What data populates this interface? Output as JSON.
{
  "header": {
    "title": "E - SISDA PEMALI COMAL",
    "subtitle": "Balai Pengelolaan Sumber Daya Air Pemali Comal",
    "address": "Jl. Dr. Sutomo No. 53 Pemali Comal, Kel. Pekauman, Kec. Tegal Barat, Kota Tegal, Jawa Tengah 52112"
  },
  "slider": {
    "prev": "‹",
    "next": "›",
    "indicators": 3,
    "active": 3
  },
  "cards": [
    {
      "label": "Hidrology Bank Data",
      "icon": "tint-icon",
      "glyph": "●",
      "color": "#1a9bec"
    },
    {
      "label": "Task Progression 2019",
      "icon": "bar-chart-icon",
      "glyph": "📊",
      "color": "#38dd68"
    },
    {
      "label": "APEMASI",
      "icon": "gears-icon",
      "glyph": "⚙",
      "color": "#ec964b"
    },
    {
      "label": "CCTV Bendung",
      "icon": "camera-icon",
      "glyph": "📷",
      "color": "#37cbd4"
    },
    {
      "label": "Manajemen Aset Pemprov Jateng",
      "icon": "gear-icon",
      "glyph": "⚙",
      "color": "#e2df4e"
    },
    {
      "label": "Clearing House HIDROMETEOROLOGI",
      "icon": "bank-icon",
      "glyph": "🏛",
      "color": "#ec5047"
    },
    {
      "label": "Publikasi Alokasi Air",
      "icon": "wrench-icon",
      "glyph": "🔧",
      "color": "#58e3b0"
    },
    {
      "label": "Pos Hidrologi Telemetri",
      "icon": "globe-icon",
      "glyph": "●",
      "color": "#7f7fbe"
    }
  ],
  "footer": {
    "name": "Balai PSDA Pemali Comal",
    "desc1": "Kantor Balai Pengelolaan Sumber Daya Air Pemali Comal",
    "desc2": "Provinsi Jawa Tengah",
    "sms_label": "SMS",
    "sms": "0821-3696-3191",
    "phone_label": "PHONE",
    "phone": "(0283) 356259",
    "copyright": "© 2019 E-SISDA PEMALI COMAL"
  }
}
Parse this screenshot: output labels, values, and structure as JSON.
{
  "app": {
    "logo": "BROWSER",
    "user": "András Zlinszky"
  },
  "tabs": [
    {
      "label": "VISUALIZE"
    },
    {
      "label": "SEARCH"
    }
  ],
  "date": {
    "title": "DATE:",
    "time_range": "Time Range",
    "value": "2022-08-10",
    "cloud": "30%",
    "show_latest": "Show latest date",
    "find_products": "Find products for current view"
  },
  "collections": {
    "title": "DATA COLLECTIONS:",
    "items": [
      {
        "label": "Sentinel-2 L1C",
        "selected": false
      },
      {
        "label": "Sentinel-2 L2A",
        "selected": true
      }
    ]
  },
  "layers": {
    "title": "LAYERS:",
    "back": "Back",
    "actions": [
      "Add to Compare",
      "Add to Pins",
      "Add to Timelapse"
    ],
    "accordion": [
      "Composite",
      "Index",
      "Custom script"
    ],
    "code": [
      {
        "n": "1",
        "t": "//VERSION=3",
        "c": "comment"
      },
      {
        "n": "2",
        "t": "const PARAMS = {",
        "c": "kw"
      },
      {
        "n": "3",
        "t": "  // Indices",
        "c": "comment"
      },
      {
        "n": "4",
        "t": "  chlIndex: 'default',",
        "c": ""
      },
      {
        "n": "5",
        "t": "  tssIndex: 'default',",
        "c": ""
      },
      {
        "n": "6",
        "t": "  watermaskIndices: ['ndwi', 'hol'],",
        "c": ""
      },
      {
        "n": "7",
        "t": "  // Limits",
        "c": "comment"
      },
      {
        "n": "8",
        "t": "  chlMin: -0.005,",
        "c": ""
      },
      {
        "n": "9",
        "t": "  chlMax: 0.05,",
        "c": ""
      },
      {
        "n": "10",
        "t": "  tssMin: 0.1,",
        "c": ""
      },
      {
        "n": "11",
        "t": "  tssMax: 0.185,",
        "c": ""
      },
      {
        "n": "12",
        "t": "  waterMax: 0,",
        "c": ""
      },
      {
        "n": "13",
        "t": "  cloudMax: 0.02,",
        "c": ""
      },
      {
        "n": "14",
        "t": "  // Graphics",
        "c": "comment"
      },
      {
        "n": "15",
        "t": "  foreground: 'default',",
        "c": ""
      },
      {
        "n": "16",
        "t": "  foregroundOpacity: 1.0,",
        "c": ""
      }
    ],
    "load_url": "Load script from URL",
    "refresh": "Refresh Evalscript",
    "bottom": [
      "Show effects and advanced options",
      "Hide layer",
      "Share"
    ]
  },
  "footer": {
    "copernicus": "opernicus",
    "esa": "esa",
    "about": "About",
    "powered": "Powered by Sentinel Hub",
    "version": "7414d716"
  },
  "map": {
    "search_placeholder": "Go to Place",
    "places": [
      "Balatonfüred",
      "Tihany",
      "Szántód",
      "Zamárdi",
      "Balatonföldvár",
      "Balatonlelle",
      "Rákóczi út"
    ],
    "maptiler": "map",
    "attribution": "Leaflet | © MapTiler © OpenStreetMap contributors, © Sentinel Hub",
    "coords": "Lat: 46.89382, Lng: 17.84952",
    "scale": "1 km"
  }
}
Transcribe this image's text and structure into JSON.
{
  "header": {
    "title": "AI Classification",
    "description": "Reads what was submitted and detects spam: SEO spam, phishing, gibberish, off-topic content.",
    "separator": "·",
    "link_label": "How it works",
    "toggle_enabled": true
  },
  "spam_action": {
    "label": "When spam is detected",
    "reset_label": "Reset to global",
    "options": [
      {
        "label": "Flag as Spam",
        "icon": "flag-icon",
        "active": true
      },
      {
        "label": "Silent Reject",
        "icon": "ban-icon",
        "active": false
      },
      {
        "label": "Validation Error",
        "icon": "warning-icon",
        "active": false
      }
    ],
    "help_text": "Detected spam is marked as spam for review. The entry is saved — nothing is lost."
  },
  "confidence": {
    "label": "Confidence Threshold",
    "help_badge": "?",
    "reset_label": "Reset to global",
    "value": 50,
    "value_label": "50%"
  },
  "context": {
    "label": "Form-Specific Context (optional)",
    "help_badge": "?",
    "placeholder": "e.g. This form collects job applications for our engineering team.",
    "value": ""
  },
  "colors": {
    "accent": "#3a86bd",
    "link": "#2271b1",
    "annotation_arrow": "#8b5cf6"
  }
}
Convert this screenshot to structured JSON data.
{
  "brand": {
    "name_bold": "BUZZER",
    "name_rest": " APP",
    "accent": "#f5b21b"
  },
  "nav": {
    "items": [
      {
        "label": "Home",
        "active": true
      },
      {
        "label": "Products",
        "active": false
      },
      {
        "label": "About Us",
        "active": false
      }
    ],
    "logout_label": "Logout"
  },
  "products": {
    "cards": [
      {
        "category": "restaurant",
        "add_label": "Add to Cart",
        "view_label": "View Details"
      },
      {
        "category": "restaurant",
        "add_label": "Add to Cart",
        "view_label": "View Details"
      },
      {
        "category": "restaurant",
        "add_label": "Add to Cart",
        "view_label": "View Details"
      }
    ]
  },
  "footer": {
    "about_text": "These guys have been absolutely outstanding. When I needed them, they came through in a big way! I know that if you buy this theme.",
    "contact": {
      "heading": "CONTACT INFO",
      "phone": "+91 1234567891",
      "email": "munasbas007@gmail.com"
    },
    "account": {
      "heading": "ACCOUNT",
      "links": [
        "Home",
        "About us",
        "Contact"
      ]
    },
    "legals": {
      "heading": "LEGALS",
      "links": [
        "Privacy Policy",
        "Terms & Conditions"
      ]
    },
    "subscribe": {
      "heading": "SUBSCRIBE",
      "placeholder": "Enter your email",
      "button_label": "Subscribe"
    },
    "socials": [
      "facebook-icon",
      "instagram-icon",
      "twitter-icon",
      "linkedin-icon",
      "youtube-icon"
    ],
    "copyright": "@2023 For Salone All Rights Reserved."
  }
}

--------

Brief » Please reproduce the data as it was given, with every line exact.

Written solution »
What data populates this interface? Output as JSON.
{
  "header": {
    "title": "E - SISDA PEMALI COMAL",
    "subtitle": "Balai Pengelolaan Sumber Daya Air Pemali Comal",
    "address": "Jl. Dr. Sutomo No. 53 Pemali Comal, Kel. Pekauman, Kec. Tegal Barat, Kota Tegal, Jawa Tengah 52112"
  },
  "slider": {
    "prev": "‹",
    "next": "›",
    "indicators": 3,
    "active": 3
  },
  "cards": [
    {
      "label": "Hidrology Bank Data",
      "icon": "tint-icon",
      "glyph": "●",
      "color": "#1a9bec"
    },
    {
      "label": "Task Progression 2019",
      "icon": "bar-chart-icon",
      "glyph": "📊",
      "color": "#38dd68"
    },
    {
      "label": "APEMASI",
      "icon": "gears-icon",
      "glyph": "⚙",
      "color": "#ec964b"
    },
    {
      "label": "CCTV Bendung",
      "icon": "camera-icon",
      "glyph": "📷",
      "color": "#37cbd4"
    },
    {
      "label": "Manajemen Aset Pemprov Jateng",
      "icon": "gear-icon",
      "glyph": "⚙",
      "color": "#e2df4e"
    },
    {
      "label": "Clearing House HIDROMETEOROLOGI",
      "icon": "bank-icon",
      "glyph": "🏛",
      "color": "#ec5047"
    },
    {
      "label": "Publikasi Alokasi Air",
      "icon": "wrench-icon",
      "glyph": "🔧",
      "color": "#58e3b0"
    },
    {
      "label": "Pos Hidrologi Telemetri",
      "icon": "globe-icon",
      "glyph": "●",
      "color": "#7f7fbe"
    }
  ],
  "footer": {
    "name": "Balai PSDA Pemali Comal",
    "desc1": "Kantor Balai Pengelolaan Sumber Daya Air Pemali Comal",
    "desc2": "Provinsi Jawa Tengah",
    "sms_label": "SMS",
    "sms": "0821-3696-3191",
    "phone_label": "PHONE",
    "phone": "(0283) 356259",
    "copyright": "© 2019 E-SISDA PEMALI COMAL"
  }
}
Parse this screenshot: output labels, values, and structure as JSON.
{
  "app": {
    "logo": "BROWSER",
    "user": "András Zlinszky"
  },
  "tabs": [
    {
      "label": "VISUALIZE"
    },
    {
      "label": "SEARCH"
    }
  ],
  "date": {
    "title": "DATE:",
    "time_range": "Time Range",
    "value": "2022-08-10",
    "cloud": "30%",
    "show_latest": "Show latest date",
    "find_products": "Find products for current view"
  },
  "collections": {
    "title": "DATA COLLECTIONS:",
    "items": [
      {
        "label": "Sentinel-2 L1C",
        "selected": false
      },
      {
        "label": "Sentinel-2 L2A",
        "selected": true
      }
    ]
  },
  "layers": {
    "title": "LAYERS:",
    "back": "Back",
    "actions": [
      "Add to Compare",
      "Add to Pins",
      "Add to Timelapse"
    ],
    "accordion": [
      "Composite",
      "Index",
      "Custom script"
    ],
    "code": [
      {
        "n": "1",
        "t": "//VERSION=3",
        "c": "comment"
      },
      {
        "n": "2",
        "t": "const PARAMS = {",
        "c": "kw"
      },
      {
        "n": "3",
        "t": "  // Indices",
        "c": "comment"
      },
      {
        "n": "4",
        "t": "  chlIndex: 'default',",
        "c": ""
      },
      {
        "n": "5",
        "t": "  tssIndex: 'default',",
        "c": ""
      },
      {
        "n": "6",
        "t": "  watermaskIndices: ['ndwi', 'hol'],",
        "c": ""
      },
      {
        "n": "7",
        "t": "  // Limits",
        "c": "comment"
      },
      {
        "n": "8",
        "t": "  chlMin: -0.005,",
        "c": ""
      },
      {
        "n": "9",
        "t": "  chlMax: 0.05,",
        "c": ""
      },
      {
        "n": "10",
        "t": "  tssMin: 0.1,",
        "c": ""
      },
      {
        "n": "11",
        "t": "  tssMax: 0.185,",
        "c": ""
      },
      {
        "n": "12",
        "t": "  waterMax: 0,",
        "c": ""
      },
      {
        "n": "13",
        "t": "  cloudMax: 0.02,",
        "c": ""
      },
      {
        "n": "14",
        "t": "  // Graphics",
        "c": "comment"
      },
      {
        "n": "15",
        "t": "  foreground: 'default',",
        "c": ""
      },
      {
        "n": "16",
        "t": "  foregroundOpacity: 1.0,",
        "c": ""
      }
    ],
    "load_url": "Load script from URL",
    "refresh": "Refresh Evalscript",
    "bottom": [
      "Show effects and advanced options",
      "Hide layer",
      "Share"
    ]
  },
  "footer": {
    "copernicus": "opernicus",
    "esa": "esa",
    "about": "About",
    "powered": "Powered by Sentinel Hub",
    "version": "7414d716"
  },
  "map": {
    "search_placeholder": "Go to Place",
    "places": [
      "Balatonfüred",
      "Tihany",
      "Szántód",
      "Zamárdi",
      "Balatonföldvár",
      "Balatonlelle",
      "Rákóczi út"
    ],
    "maptiler": "map",
    "attribution": "Leaflet | © MapTiler © OpenStreetMap contributors, © Sentinel Hub",
    "coords": "Lat: 46.89382, Lng: 17.84952",
    "scale": "1 km"
  }
}
Transcribe this image's text and structure into JSON.
{
  "header": {
    "title": "AI Classification",
    "description": "Reads what was submitted and detects spam: SEO spam, phishing, gibberish, off-topic content.",
    "separator": "·",
    "link_label": "How it works",
    "toggle_enabled": true
  },
  "spam_action": {
    "label": "When spam is detected",
    "reset_label": "Reset to global",
    "options": [
      {
        "label": "Flag as Spam",
        "icon": "flag-icon",
        "active": true
      },
      {
        "label": "Silent Reject",
        "icon": "ban-icon",
        "active": false
      },
      {
        "label": "Validation Error",
        "icon": "warning-icon",
        "active": false
      }
    ],
    "help_text": "Detected spam is marked as spam for review. The entry is saved — nothing is lost."
  },
  "confidence": {
    "label": "Confidence Threshold",
    "help_badge": "?",
    "reset_label": "Reset to global",
    "value": 50,
    "value_label": "50%"
  },
  "context": {
    "label": "Form-Specific Context (optional)",
    "help_badge": "?",
    "placeholder": "e.g. This form collects job applications for our engineering team.",
    "value": ""
  },
  "colors": {
    "accent": "#3a86bd",
    "link": "#2271b1",
    "annotation_arrow": "#8b5cf6"
  }
}
Convert this screenshot to structured JSON data.
{
  "brand": {
    "name_bold": "BUZZER",
    "name_rest": " APP",
    "accent": "#f5b21b"
  },
  "nav": {
    "items": [
      {
        "label": "Home",
        "active": true
      },
      {
        "label": "Products",
        "active": false
      },
      {
        "label": "About Us",
        "active": false
      }
    ],
    "logout_label": "Logout"
  },
  "products": {
    "cards": [
      {
        "category": "restaurant",
        "add_label": "Add to Cart",
        "view_label": "View Details"
      },
      {
        "category": "restaurant",
        "add_label": "Add to Cart",
        "view_label": "View Details"
      },
      {
        "category": "restaurant",
        "add_label": "Add to Cart",
        "view_label": "View Details"
      }
    ]
  },
  "footer": {
    "about_text": "These guys have been absolutely outstanding. When I needed them, they came through in a big way! I know that if you buy this theme.",
    "contact": {
      "heading": "CONTACT INFO",
      "phone": "+91 1234567891",
      "email": "munasbas007@gmail.com"
    },
    "account": {
      "heading": "ACCOUNT",
      "links": [
        "Home",
        "About us",
        "Contact"
      ]
    },
    "legals": {
      "heading": "LEGALS",
      "links": [
        "Privacy Policy",
        "Terms & Conditions"
      ]
    },
    "subscribe": {
      "heading": "SUBSCRIBE",
      "placeholder": "Enter your email",
      "button_label": "Subscribe"
    },
    "socials": [
      "facebook-icon",
      "instagram-icon",
      "twitter-icon",
      "linkedin-icon",
      "youtube-icon"
    ],
    "copyright": "@2023 For Salone All Rights Reserved."
  }
}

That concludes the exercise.